> Exercise prompt:
Your answer must be every line of the data below that holds the string "Апостолов", copied exactly.

> Recorded information:
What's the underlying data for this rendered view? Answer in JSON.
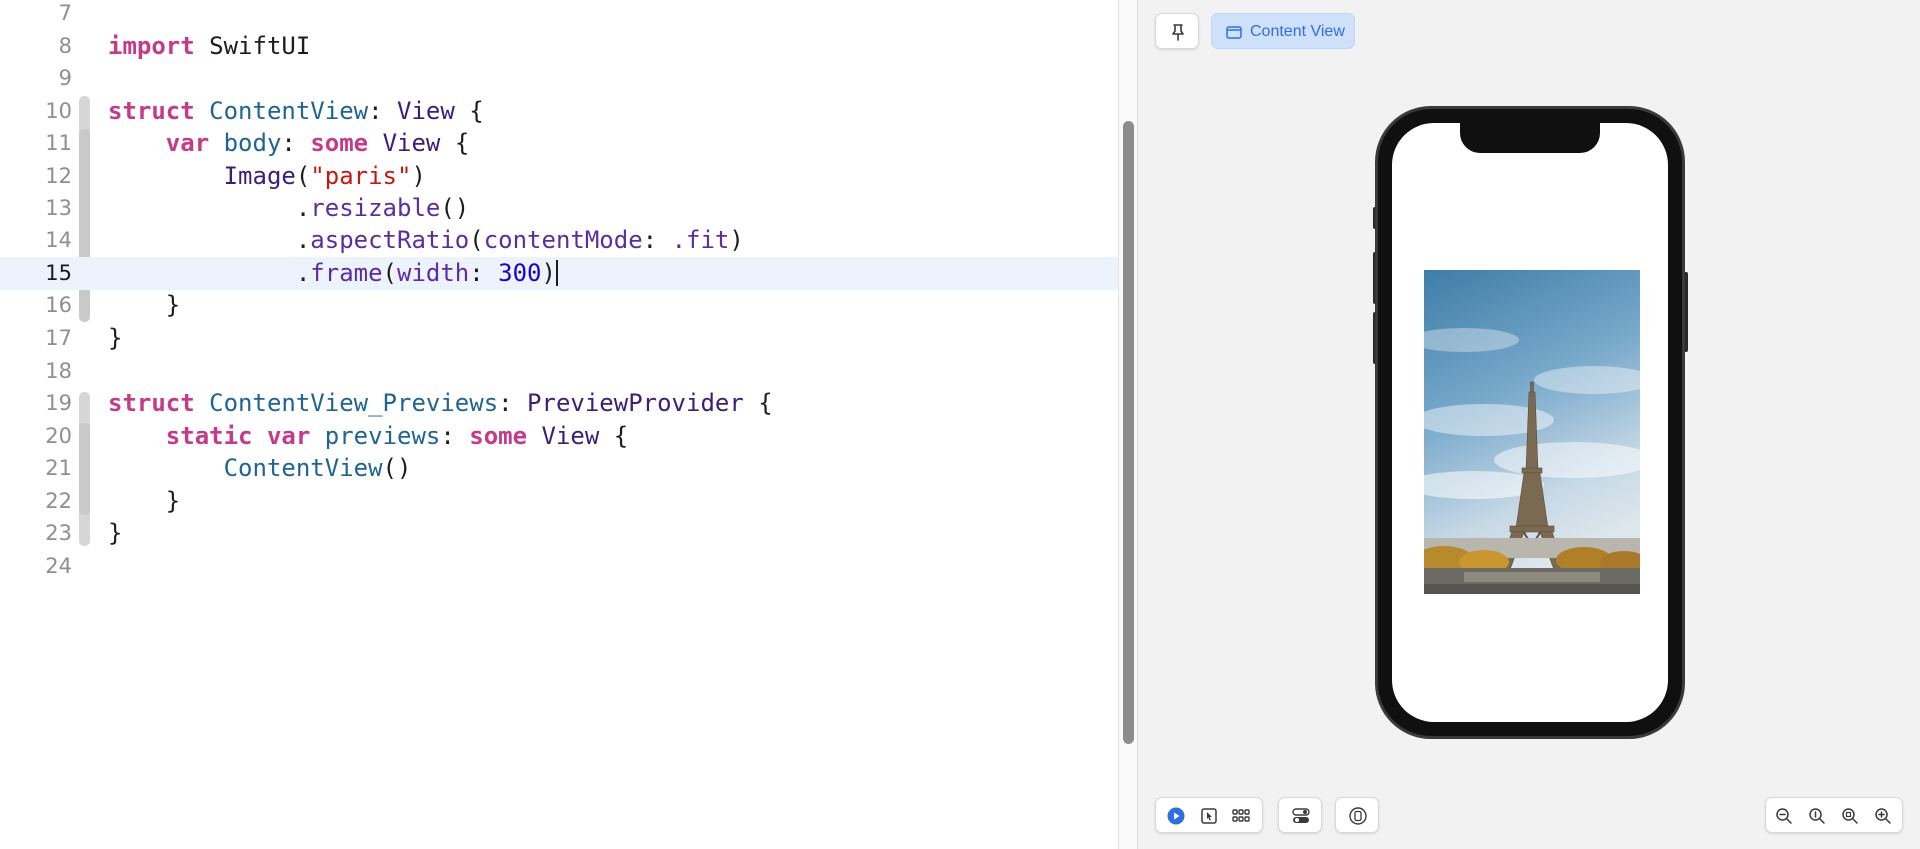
{
  "editor": {
    "current_line": "15",
    "lines": [
      {
        "n": "7"
      },
      {
        "n": "8"
      },
      {
        "n": "9"
      },
      {
        "n": "10"
      },
      {
        "n": "11"
      },
      {
        "n": "12"
      },
      {
        "n": "13"
      },
      {
        "n": "14"
      },
      {
        "n": "15"
      },
      {
        "n": "16"
      },
      {
        "n": "17"
      },
      {
        "n": "18"
      },
      {
        "n": "19"
      },
      {
        "n": "20"
      },
      {
        "n": "21"
      },
      {
        "n": "22"
      },
      {
        "n": "23"
      },
      {
        "n": "24"
      }
    ],
    "tokens": {
      "import_kw": "import",
      "swiftui": "SwiftUI",
      "struct_kw": "struct",
      "contentview": "ContentView",
      "colon": ":",
      "view": "View",
      "open_brace": "{",
      "close_brace": "}",
      "var_kw": "var",
      "body": "body",
      "some_kw": "some",
      "image": "Image",
      "open_paren": "(",
      "close_paren": ")",
      "paris_str": "\"paris\"",
      "dot": ".",
      "resizable": "resizable",
      "empty_parens": "()",
      "aspect_ratio": "aspectRatio",
      "content_mode": "contentMode",
      "fit": ".fit",
      "frame": "frame",
      "width": "width",
      "width_value": "300",
      "contentview_previews": "ContentView_Previews",
      "preview_provider": "PreviewProvider",
      "static_kw": "static",
      "previews": "previews"
    }
  },
  "preview": {
    "pin_icon": "pin-icon",
    "chip_label": "Content View",
    "chip_icon": "preview-window-icon",
    "photo_subject": "Eiffel Tower",
    "toolbar": {
      "live_icon": "play-circle-icon",
      "select_icon": "selectable-cursor-icon",
      "variants_icon": "grid-dots-icon",
      "device_settings_icon": "toggles-icon",
      "device_icon": "device-circle-icon",
      "zoom_icons": [
        "zoom-out-icon",
        "zoom-100-icon",
        "zoom-fit-icon",
        "zoom-in-icon"
      ]
    }
  },
  "colors": {
    "keyword": "#c33b8a",
    "declaration": "#1f6493",
    "type": "#3a1f7a",
    "string": "#c41a16",
    "number": "#1c00cf",
    "accent": "#2f6fe0",
    "current_line_bg": "#edf3fd"
  }
}
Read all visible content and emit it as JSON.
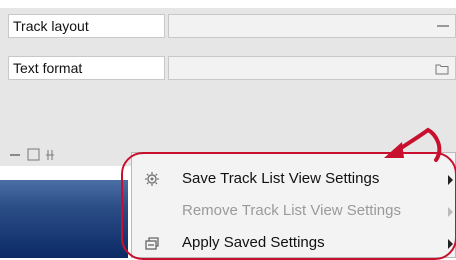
{
  "properties": {
    "rows": [
      {
        "label": "Track layout",
        "value_icon": "collapse-dash-icon"
      },
      {
        "label": "Text format",
        "value_icon": "folder-icon"
      }
    ]
  },
  "toolbar": {
    "icons": [
      "minimize-icon",
      "restore-icon",
      "split-icon"
    ]
  },
  "context_menu": {
    "items": [
      {
        "label": "Save Track List View Settings",
        "icon": "save-settings-icon",
        "enabled": true,
        "has_submenu": true
      },
      {
        "label": "Remove Track List View Settings",
        "icon": "none",
        "enabled": false,
        "has_submenu": true
      },
      {
        "label": "Apply Saved Settings",
        "icon": "apply-settings-icon",
        "enabled": true,
        "has_submenu": true
      }
    ]
  },
  "annotation": {
    "color": "#c8102e"
  }
}
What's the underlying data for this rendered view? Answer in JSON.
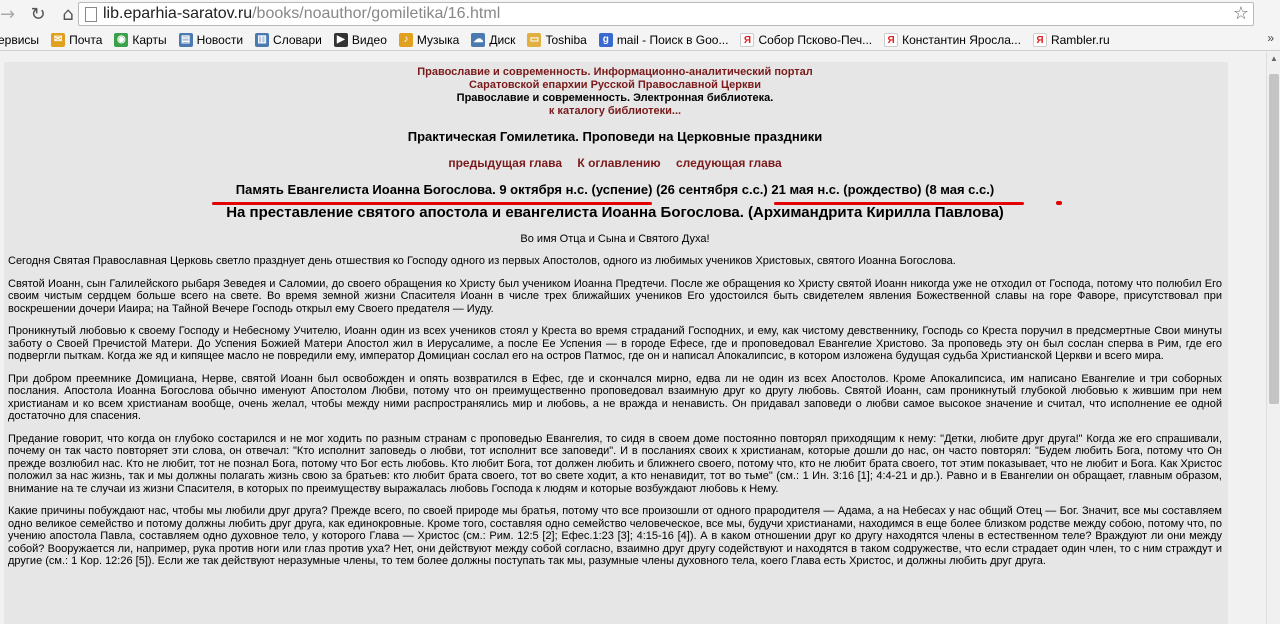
{
  "browser": {
    "url_host": "lib.eparhia-saratov.ru",
    "url_path": "/books/noauthor/gomiletika/16.html",
    "bookmarks": [
      {
        "label": "ервисы",
        "color": "#9c9c9c"
      },
      {
        "label": "Почта",
        "color": "#e0a020"
      },
      {
        "label": "Карты",
        "color": "#3aa04a"
      },
      {
        "label": "Новости",
        "color": "#4a7ab0"
      },
      {
        "label": "Словари",
        "color": "#4a7ab0"
      },
      {
        "label": "Видео",
        "color": "#333333"
      },
      {
        "label": "Музыка",
        "color": "#e0a020"
      },
      {
        "label": "Диск",
        "color": "#4a7ab0"
      },
      {
        "label": "Toshiba",
        "color": "#e0b040"
      },
      {
        "label": "mail - Поиск в Goo...",
        "color": "#3a6ad0"
      },
      {
        "label": "Собор Псково-Печ...",
        "color": "#e02020"
      },
      {
        "label": "Константин Яросла...",
        "color": "#e02020"
      },
      {
        "label": "Rambler.ru",
        "color": "#e02020"
      }
    ],
    "bookmarks_more": "»"
  },
  "header": {
    "portal_line1": "Православие и современность. Информационно-аналитический портал",
    "portal_line2": "Саратовской епархии Русской Православной Церкви",
    "library": "Православие и современность. Электронная библиотека.",
    "catalog_link": "к каталогу библиотеки..."
  },
  "book_title": "Практическая Гомилетика. Проповеди на Церковные праздники",
  "nav": {
    "prev": "предыдущая глава",
    "toc": "К оглавлению",
    "next": "следующая глава"
  },
  "memorial": {
    "part1": "Память Евангелиста Иоанна Богослова.",
    "part2": "9 октября н.с. (успение)",
    "part3": "(26 сентября с.с.)",
    "part4": "21 мая н.с. (рождество)",
    "part5": "(8 мая с.с.)"
  },
  "sermon_title": "На преставление святого апостола и евангелиста Иоанна Богослова. (Архимандрита Кирилла Павлова)",
  "invocation": "Во имя Отца и Сына и Святого Духа!",
  "paragraphs": [
    "Сегодня Святая Православная Церковь светло празднует день отшествия ко Господу одного из первых Апостолов, одного из любимых учеников Христовых, святого Иоанна Богослова.",
    "Святой Иоанн, сын Галилейского рыбаря Зеведея и Саломии, до своего обращения ко Христу был учеником Иоанна Предтечи. После же обращения ко Христу святой Иоанн никогда уже не отходил от Господа, потому что полюбил Его своим чистым сердцем больше всего на свете. Во время земной жизни Спасителя Иоанн в числе трех ближайших учеников Его удостоился быть свидетелем явления Божественной славы на горе Фаворе, присутствовал при воскрешении дочери Иаира; на Тайной Вечере Господь открыл ему Своего предателя — Иуду.",
    "Проникнутый любовью к своему Господу и Небесному Учителю, Иоанн один из всех учеников стоял у Креста во время страданий Господних, и ему, как чистому девственнику, Господь со Креста поручил в предсмертные Свои минуты заботу о Своей Пречистой Матери. До Успения Божией Матери Апостол жил в Иерусалиме, а после Ее Успения — в городе Ефесе, где и проповедовал Евангелие Христово. За проповедь эту он был сослан сперва в Рим, где его подвергли пыткам. Когда же яд и кипящее масло не повредили ему, император Домициан сослал его на остров Патмос, где он и написал Апокалипсис, в котором изложена будущая судьба Христианской Церкви и всего мира.",
    "При добром преемнике Домициана, Нерве, святой Иоанн был освобожден и опять возвратился в Ефес, где и скончался мирно, едва ли не один из всех Апостолов. Кроме Апокалипсиса, им написано Евангелие и три соборных послания. Апостола Иоанна Богослова обычно именуют Апостолом Любви, потому что он преимущественно проповедовал взаимную друг ко другу любовь. Святой Иоанн, сам проникнутый глубокой любовью к жившим при нем христианам и ко всем христианам вообще, очень желал, чтобы между ними распространялись мир и любовь, а не вражда и ненависть. Он придавал заповеди о любви самое высокое значение и считал, что исполнение ее одной достаточно для спасения.",
    "Предание говорит, что когда он глубоко состарился и не мог ходить по разным странам с проповедью Евангелия, то сидя в своем доме постоянно повторял приходящим к нему: \"Детки, любите друг друга!\" Когда же его спрашивали, почему он так часто повторяет эти слова, он отвечал: \"Кто исполнит заповедь о любви, тот исполнит все заповеди\". И в посланиях своих к христианам, которые дошли до нас, он часто повторял: \"Будем любить Бога, потому что Он прежде возлюбил нас. Кто не любит, тот не познал Бога, потому что Бог есть любовь. Кто любит Бога, тот должен любить и ближнего своего, потому что, кто не любит брата своего, тот этим показывает, что не любит и Бога. Как Христос положил за нас жизнь, так и мы должны полагать жизнь свою за братьев: кто любит брата своего, тот во свете ходит, а кто ненавидит, тот во тьме\" (см.: 1 Ин. 3:16 [1]; 4:4-21 и др.). Равно и в Евангелии он обращает, главным образом, внимание на те случаи из жизни Спасителя, в которых по преимуществу выражалась любовь Господа к людям и которые возбуждают любовь к Нему.",
    "Какие причины побуждают нас, чтобы мы любили друг друга? Прежде всего, по своей природе мы братья, потому что все произошли от одного прародителя — Адама, а на Небесах у нас общий Отец — Бог. Значит, все мы составляем одно великое семейство и потому должны любить друг друга, как единокровные. Кроме того, составляя одно семейство человеческое, все мы, будучи христианами, находимся в еще более близком родстве между собою, потому что, по учению апостола Павла, составляем одно духовное тело, у которого Глава — Христос (см.: Рим. 12:5 [2]; Ефес.1:23 [3]; 4:15-16 [4]). А в каком отношении друг ко другу находятся члены в естественном теле? Враждуют ли они между собой? Вооружается ли, например, рука против ноги или глаз против уха? Нет, они действуют между собой согласно, взаимно друг другу содействуют и находятся в таком содружестве, что если страдает один член, то с ним страждут и другие (см.: 1 Кор. 12:26 [5]). Если же так действуют неразумные члены, то тем более должны поступать так мы, разумные члены духовного тела, коего Глава есть Христос, и должны любить друг друга."
  ]
}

> Response area:
    "Сегодня Святая Православная Церковь светло празднует день отшествия ко Господу одного из первых Апостолов, одного из любимых учеников Христовых, святого Иоанна Богослова.",
    "При добром преемнике Домициана, Нерве, святой Иоанн был освобожден и опять возвратился в Ефес, где и скончался мирно, едва ли не один из всех Апостолов. Кроме Апокалипсиса, им написано Евангелие и три соборных послания. Апостола Иоанна Богослова обычно именуют Апостолом Любви, потому что он преимущественно проповедовал взаимную друг ко другу любовь. Святой Иоанн, сам проникнутый глубокой любовью к жившим при нем христианам и ко всем христианам вообще, очень желал, чтобы между ними распространялись мир и любовь, а не вражда и ненависть. Он придавал заповеди о любви самое высокое значение и считал, что исполнение ее одной достаточно для спасения.",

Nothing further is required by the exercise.